MATERIALS PROVIDED below:

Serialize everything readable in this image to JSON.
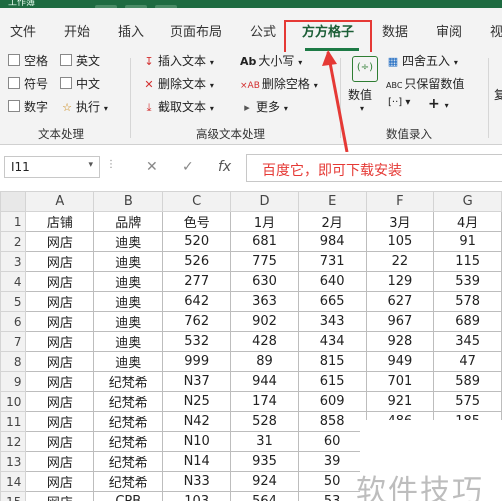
{
  "app": {
    "title": "工作簿"
  },
  "tabs": [
    "文件",
    "开始",
    "插入",
    "页面布局",
    "公式",
    "方方格子",
    "数据",
    "审阅",
    "视"
  ],
  "ribbon": {
    "text_group": {
      "checks": [
        "空格",
        "英文",
        "符号",
        "中文",
        "数字"
      ],
      "execute": "执行",
      "label": "文本处理"
    },
    "advanced_group": {
      "items": [
        "插入文本",
        "删除文本",
        "截取文本",
        "大小写",
        "删除空格",
        "更多"
      ],
      "label": "高级文本处理"
    },
    "number_group": {
      "value_btn": "数值",
      "items": [
        "四舍五入",
        "只保留数值"
      ],
      "plus": "+",
      "label": "数值录入",
      "cutoff": "复"
    }
  },
  "formula_bar": {
    "cell_ref": "I11",
    "fx": "fx",
    "content": "百度它，即可下载安装"
  },
  "columns": [
    "A",
    "B",
    "C",
    "D",
    "E",
    "F",
    "G"
  ],
  "rows": [
    [
      "1",
      "店铺",
      "品牌",
      "色号",
      "1月",
      "2月",
      "3月",
      "4月"
    ],
    [
      "2",
      "网店",
      "迪奥",
      "520",
      "681",
      "984",
      "105",
      "91"
    ],
    [
      "3",
      "网店",
      "迪奥",
      "526",
      "775",
      "731",
      "22",
      "115"
    ],
    [
      "4",
      "网店",
      "迪奥",
      "277",
      "630",
      "640",
      "129",
      "539"
    ],
    [
      "5",
      "网店",
      "迪奥",
      "642",
      "363",
      "665",
      "627",
      "578"
    ],
    [
      "6",
      "网店",
      "迪奥",
      "762",
      "902",
      "343",
      "967",
      "689"
    ],
    [
      "7",
      "网店",
      "迪奥",
      "532",
      "428",
      "434",
      "928",
      "345"
    ],
    [
      "8",
      "网店",
      "迪奥",
      "999",
      "89",
      "815",
      "949",
      "47"
    ],
    [
      "9",
      "网店",
      "纪梵希",
      "N37",
      "944",
      "615",
      "701",
      "589"
    ],
    [
      "10",
      "网店",
      "纪梵希",
      "N25",
      "174",
      "609",
      "921",
      "575"
    ],
    [
      "11",
      "网店",
      "纪梵希",
      "N42",
      "528",
      "858",
      "486",
      "185"
    ],
    [
      "12",
      "网店",
      "纪梵希",
      "N10",
      "31",
      "60",
      "",
      ""
    ],
    [
      "13",
      "网店",
      "纪梵希",
      "N14",
      "935",
      "39",
      "",
      ""
    ],
    [
      "14",
      "网店",
      "纪梵希",
      "N33",
      "924",
      "50",
      "",
      ""
    ],
    [
      "15",
      "网店",
      "CPB",
      "103",
      "564",
      "53",
      "",
      ""
    ]
  ],
  "watermark": "软件技巧",
  "colors": {
    "brand": "#1e6b41",
    "annotation": "#e53935"
  }
}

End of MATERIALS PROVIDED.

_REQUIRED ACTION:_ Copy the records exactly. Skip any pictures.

_FINAL ANSWER:_
Serialize everything readable in this image to JSON.
{
  "app": {
    "title": "工作簿"
  },
  "tabs": [
    "文件",
    "开始",
    "插入",
    "页面布局",
    "公式",
    "方方格子",
    "数据",
    "审阅",
    "视"
  ],
  "ribbon": {
    "text_group": {
      "checks": [
        "空格",
        "英文",
        "符号",
        "中文",
        "数字"
      ],
      "execute": "执行",
      "label": "文本处理"
    },
    "advanced_group": {
      "items": [
        "插入文本",
        "删除文本",
        "截取文本",
        "大小写",
        "删除空格",
        "更多"
      ],
      "label": "高级文本处理"
    },
    "number_group": {
      "value_btn": "数值",
      "items": [
        "四舍五入",
        "只保留数值"
      ],
      "plus": "+",
      "label": "数值录入",
      "cutoff": "复"
    }
  },
  "formula_bar": {
    "cell_ref": "I11",
    "fx": "fx",
    "content": "百度它，即可下载安装"
  },
  "columns": [
    "A",
    "B",
    "C",
    "D",
    "E",
    "F",
    "G"
  ],
  "rows": [
    [
      "1",
      "店铺",
      "品牌",
      "色号",
      "1月",
      "2月",
      "3月",
      "4月"
    ],
    [
      "2",
      "网店",
      "迪奥",
      "520",
      "681",
      "984",
      "105",
      "91"
    ],
    [
      "3",
      "网店",
      "迪奥",
      "526",
      "775",
      "731",
      "22",
      "115"
    ],
    [
      "4",
      "网店",
      "迪奥",
      "277",
      "630",
      "640",
      "129",
      "539"
    ],
    [
      "5",
      "网店",
      "迪奥",
      "642",
      "363",
      "665",
      "627",
      "578"
    ],
    [
      "6",
      "网店",
      "迪奥",
      "762",
      "902",
      "343",
      "967",
      "689"
    ],
    [
      "7",
      "网店",
      "迪奥",
      "532",
      "428",
      "434",
      "928",
      "345"
    ],
    [
      "8",
      "网店",
      "迪奥",
      "999",
      "89",
      "815",
      "949",
      "47"
    ],
    [
      "9",
      "网店",
      "纪梵希",
      "N37",
      "944",
      "615",
      "701",
      "589"
    ],
    [
      "10",
      "网店",
      "纪梵希",
      "N25",
      "174",
      "609",
      "921",
      "575"
    ],
    [
      "11",
      "网店",
      "纪梵希",
      "N42",
      "528",
      "858",
      "486",
      "185"
    ],
    [
      "12",
      "网店",
      "纪梵希",
      "N10",
      "31",
      "60",
      "",
      ""
    ],
    [
      "13",
      "网店",
      "纪梵希",
      "N14",
      "935",
      "39",
      "",
      ""
    ],
    [
      "14",
      "网店",
      "纪梵希",
      "N33",
      "924",
      "50",
      "",
      ""
    ],
    [
      "15",
      "网店",
      "CPB",
      "103",
      "564",
      "53",
      "",
      ""
    ]
  ],
  "watermark": "软件技巧",
  "colors": {
    "brand": "#1e6b41",
    "annotation": "#e53935"
  }
}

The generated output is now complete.